* _Work instruction_: Please return every line in the entries below with the word "POST" in it.
Source records START
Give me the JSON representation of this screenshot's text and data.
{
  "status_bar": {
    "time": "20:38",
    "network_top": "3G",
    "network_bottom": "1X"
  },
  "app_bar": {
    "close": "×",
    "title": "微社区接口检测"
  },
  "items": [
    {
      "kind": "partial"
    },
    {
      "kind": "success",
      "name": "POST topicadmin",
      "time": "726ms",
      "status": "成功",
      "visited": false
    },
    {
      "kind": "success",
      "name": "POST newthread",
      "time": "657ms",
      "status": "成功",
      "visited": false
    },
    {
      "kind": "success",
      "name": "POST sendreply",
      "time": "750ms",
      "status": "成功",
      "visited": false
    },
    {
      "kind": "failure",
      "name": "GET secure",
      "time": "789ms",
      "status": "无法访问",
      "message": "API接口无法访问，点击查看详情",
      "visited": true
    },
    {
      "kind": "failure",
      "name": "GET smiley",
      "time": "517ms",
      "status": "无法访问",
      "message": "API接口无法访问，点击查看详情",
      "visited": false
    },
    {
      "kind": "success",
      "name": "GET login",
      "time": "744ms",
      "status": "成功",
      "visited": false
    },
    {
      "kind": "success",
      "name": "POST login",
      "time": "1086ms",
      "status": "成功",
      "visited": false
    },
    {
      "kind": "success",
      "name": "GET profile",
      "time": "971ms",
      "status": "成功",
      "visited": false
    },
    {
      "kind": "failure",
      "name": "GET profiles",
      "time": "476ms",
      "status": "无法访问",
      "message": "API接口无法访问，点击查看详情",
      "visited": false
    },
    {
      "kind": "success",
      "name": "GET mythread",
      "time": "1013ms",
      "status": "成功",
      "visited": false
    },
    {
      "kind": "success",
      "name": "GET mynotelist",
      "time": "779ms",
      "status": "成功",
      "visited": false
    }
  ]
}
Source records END
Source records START
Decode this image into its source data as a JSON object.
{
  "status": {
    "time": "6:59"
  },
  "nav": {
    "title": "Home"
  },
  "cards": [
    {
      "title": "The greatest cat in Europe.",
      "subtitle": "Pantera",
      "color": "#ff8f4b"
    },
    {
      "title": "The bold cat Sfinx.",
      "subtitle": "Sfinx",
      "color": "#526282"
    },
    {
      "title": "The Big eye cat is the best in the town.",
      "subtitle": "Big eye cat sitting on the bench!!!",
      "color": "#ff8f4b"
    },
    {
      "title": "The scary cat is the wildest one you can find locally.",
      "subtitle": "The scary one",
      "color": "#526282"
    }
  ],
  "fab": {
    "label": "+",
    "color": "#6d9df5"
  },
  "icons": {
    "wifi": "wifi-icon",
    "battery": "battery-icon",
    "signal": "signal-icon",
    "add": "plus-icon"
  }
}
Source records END
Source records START
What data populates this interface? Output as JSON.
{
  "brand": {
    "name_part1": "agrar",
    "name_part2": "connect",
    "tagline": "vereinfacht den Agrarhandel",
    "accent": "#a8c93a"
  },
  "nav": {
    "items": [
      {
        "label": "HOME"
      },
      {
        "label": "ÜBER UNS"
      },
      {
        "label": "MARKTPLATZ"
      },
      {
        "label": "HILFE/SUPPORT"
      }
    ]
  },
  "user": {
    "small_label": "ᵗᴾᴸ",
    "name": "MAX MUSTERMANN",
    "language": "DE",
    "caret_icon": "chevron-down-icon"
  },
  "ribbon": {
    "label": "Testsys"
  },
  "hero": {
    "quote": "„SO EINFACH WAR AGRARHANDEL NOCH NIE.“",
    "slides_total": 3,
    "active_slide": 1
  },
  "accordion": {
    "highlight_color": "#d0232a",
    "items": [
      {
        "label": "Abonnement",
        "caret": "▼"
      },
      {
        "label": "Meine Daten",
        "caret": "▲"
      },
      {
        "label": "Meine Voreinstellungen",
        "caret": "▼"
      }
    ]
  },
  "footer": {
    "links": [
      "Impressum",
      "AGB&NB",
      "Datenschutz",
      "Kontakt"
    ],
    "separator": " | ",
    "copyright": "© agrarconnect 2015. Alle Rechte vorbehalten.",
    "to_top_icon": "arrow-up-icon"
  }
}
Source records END
* _Solved problem_:
      "name": "POST topicadmin",
      "name": "POST newthread",
      "name": "POST sendreply",
      "name": "POST login",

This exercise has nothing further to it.